Voters are asked to base selections on the following criteria — longevity; continuity with a club; honors, including national assignments such as the World Series and All-Star Games; and popularity with fans.
The voting electorate consists of 20 members, featuring 2005 Ford C. Frick Award winner Jerry Coleman and the other living Frick Award winners, including Marty Brennaman, Joe Garagiola, Ernie Harwell, Jaime Jarrin, Milo Hamilton, Kalas, Felo Ramirez, Vin Scully, Simmons and Bob Uecker. Paper ballots will be cast by voting members in January and the final results will be announced by the Hall of Fame in February.
Ashburn, arguably the most popular athlete in Philadelphia sports history, was enshrined as a player in 1995 by the Veterans Committee. Retiring in 1962, he joined the broadcast team of Saam and Bill Campbell, then teamed with Kalas beginning in 1971. His 35-year broadcasting career ended when he passed away on Sept. 9, 1997.
This season marks Wheeler’s 36th year with the Phillies. He joined the organization in 1971 — the first year of Veterans Stadium — as assistant director of publicity and public relations. He was added to the broadcast team in 1977 and has been on the air since.

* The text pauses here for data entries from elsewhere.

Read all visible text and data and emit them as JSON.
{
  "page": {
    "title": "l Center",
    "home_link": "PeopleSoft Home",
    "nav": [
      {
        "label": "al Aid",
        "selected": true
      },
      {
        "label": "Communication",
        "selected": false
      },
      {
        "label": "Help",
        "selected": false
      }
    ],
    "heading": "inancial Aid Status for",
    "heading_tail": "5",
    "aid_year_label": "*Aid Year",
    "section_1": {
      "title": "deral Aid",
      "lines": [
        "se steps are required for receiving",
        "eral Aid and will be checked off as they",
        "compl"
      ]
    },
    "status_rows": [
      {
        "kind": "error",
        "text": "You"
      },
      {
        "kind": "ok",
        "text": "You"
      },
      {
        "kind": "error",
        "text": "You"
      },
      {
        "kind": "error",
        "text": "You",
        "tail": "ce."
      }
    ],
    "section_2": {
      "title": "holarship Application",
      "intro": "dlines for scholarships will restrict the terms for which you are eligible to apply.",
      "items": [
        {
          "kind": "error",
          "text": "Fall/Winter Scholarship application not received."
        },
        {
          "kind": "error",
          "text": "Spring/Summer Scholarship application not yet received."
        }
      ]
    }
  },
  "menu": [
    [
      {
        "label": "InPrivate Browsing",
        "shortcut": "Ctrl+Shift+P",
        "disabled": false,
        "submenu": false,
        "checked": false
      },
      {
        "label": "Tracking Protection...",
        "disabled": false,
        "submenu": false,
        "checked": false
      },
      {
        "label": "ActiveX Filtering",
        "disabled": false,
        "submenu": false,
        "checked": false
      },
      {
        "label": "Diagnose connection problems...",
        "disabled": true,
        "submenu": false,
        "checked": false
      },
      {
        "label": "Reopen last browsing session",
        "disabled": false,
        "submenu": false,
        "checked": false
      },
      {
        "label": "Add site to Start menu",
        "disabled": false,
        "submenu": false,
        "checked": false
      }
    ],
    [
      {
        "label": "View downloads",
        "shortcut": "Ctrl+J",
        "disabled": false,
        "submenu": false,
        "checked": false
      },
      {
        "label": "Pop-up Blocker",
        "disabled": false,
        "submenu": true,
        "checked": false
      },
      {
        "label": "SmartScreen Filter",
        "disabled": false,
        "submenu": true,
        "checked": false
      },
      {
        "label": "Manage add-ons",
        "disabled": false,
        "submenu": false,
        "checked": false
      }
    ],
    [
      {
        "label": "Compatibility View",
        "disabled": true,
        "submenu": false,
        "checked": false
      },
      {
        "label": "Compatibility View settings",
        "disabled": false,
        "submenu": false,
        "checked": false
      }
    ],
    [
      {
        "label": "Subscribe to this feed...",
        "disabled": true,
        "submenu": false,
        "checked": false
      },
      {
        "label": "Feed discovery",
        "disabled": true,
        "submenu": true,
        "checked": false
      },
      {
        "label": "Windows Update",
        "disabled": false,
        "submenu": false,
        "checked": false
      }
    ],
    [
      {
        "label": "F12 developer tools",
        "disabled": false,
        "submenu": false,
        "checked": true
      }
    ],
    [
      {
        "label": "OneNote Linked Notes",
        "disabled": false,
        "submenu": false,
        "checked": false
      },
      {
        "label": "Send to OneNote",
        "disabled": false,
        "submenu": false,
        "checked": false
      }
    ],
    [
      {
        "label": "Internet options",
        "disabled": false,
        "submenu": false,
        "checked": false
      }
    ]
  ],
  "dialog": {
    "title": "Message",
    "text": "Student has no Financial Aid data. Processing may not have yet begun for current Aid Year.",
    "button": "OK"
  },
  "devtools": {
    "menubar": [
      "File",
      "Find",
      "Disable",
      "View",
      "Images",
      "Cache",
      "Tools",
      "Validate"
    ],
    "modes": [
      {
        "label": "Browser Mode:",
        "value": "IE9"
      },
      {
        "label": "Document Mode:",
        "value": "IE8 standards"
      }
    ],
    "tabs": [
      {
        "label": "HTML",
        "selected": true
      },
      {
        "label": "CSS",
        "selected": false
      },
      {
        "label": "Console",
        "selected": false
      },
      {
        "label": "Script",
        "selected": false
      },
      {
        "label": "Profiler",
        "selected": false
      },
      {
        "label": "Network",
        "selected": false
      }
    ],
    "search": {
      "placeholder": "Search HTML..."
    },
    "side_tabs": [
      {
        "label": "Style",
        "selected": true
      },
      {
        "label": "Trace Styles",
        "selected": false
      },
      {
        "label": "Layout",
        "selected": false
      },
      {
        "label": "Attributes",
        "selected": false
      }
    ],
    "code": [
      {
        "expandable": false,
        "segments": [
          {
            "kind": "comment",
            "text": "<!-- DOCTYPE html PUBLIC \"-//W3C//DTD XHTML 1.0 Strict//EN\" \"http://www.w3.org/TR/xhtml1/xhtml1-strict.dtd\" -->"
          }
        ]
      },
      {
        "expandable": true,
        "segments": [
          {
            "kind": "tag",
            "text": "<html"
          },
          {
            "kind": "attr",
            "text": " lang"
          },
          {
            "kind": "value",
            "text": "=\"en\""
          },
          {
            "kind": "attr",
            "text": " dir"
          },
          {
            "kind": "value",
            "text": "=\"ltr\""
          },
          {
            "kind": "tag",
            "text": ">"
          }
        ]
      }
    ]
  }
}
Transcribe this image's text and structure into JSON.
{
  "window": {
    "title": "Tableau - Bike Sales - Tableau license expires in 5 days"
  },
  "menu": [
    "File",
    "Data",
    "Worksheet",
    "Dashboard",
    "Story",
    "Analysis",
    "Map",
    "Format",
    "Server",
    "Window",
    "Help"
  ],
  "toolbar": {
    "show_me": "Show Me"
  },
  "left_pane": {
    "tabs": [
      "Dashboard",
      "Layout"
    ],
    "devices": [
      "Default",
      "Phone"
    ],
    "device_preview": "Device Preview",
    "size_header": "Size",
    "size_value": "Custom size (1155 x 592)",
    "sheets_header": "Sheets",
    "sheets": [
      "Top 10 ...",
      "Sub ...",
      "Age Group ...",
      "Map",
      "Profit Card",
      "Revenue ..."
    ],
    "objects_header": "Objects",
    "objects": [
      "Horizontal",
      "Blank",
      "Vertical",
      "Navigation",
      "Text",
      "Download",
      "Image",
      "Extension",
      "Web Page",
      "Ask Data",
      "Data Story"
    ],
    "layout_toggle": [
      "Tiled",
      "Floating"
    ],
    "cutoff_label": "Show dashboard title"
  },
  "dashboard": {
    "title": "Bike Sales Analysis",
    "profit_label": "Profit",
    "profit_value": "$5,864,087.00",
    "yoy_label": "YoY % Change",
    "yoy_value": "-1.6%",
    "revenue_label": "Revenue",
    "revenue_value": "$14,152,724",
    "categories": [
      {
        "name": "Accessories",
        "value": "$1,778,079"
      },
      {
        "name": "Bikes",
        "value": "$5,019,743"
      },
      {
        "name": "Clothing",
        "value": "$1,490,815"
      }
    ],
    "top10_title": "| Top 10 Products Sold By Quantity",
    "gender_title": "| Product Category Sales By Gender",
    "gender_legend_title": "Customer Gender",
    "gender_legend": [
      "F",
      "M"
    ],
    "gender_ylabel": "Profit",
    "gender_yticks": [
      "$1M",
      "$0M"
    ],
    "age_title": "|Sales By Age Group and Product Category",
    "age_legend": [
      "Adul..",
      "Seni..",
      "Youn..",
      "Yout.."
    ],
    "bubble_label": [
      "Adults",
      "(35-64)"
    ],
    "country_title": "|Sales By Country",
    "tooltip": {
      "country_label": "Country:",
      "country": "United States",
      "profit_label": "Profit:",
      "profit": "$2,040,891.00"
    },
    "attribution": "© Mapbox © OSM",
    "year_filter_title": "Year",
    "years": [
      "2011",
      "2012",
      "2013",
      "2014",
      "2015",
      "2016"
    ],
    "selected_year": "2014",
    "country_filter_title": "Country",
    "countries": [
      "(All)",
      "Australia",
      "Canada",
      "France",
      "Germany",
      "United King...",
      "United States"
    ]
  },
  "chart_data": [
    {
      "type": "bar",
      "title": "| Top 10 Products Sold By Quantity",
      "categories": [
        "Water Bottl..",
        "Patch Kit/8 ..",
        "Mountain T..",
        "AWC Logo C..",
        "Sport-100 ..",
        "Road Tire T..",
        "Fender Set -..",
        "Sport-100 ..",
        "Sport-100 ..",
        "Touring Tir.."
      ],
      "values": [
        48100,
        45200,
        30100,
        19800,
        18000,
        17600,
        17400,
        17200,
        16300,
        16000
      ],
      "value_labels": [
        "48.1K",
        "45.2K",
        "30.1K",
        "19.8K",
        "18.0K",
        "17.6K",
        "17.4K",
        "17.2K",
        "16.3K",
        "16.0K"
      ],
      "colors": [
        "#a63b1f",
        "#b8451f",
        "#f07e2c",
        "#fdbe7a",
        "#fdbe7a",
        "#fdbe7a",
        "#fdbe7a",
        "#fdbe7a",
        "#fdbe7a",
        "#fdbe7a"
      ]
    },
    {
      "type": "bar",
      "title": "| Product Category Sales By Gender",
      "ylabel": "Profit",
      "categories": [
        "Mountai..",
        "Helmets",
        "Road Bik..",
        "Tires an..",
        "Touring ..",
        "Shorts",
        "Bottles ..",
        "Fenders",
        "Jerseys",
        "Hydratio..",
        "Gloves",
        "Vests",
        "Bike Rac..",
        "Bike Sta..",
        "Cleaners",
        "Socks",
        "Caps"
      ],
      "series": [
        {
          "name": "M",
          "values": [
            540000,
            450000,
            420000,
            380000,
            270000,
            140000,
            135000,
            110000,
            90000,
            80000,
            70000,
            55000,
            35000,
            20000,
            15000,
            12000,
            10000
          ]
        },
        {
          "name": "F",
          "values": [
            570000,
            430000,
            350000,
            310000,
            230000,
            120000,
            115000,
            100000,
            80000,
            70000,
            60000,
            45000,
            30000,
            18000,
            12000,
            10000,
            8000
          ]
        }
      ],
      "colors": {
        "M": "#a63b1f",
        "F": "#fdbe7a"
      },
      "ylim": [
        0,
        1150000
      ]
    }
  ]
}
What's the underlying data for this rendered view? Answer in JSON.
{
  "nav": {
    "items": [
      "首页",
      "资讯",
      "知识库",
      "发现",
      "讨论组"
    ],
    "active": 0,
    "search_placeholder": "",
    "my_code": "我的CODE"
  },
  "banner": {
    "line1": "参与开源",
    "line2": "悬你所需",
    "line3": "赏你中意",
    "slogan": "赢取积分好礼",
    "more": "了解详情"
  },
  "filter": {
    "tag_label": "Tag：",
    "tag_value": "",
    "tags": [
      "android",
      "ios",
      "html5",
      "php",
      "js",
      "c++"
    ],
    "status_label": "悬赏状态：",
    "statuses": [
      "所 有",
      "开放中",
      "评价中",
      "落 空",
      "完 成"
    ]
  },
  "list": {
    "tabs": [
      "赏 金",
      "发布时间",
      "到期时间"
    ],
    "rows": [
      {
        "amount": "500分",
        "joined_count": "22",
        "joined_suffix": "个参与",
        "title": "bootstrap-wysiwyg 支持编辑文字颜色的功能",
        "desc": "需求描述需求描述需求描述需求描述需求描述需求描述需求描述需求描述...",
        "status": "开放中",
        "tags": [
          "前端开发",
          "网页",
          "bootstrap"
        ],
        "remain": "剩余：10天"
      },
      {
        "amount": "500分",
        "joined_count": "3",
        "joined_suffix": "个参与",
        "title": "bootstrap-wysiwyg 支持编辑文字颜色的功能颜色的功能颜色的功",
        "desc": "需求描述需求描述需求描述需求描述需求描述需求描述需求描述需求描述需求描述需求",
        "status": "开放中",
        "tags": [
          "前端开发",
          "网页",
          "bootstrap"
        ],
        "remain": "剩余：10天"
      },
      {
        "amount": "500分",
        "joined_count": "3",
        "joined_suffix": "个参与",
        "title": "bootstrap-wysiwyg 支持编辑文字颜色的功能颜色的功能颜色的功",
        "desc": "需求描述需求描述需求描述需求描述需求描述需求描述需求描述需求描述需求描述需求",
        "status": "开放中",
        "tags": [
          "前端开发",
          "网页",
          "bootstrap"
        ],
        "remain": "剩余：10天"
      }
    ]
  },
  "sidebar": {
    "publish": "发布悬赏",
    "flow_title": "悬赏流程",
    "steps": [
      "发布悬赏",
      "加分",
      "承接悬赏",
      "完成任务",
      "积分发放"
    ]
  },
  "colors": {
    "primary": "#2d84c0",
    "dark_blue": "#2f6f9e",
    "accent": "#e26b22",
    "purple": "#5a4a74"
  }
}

Along with Kalas, Wheeler has witnessed many of the greatest games in Phillies history. He helped call three no-hitters, as well as a World Series championship in 1980 and National League pennants in 1976-78, ’83 and ’93.
Musser spent all 26 of his seasons with the Phillies from 1976-2001. He replaced Saam in 1976 and formed a trio with Kalas and Ashburn for more than 20 years. Musser missed only two games while with the Phillies because of laryngitis.
Other candidates with Philadelphia broadcasting ties are John Gordon — who began his career in 1965 with the Spartanburg Phillies — Tim McCarver (1980-82) and Al Helfer (1958). (H/T Phillies.com)
So, Richie Ashburn can be in the Hall not only for his bat and glove but also for his voice? Never thought that would ever be possible. Well, I’d already voted, and who did I vote for? Ashburn, Tony Kubeck and Phil Rizzuto. Go Richie!!! :)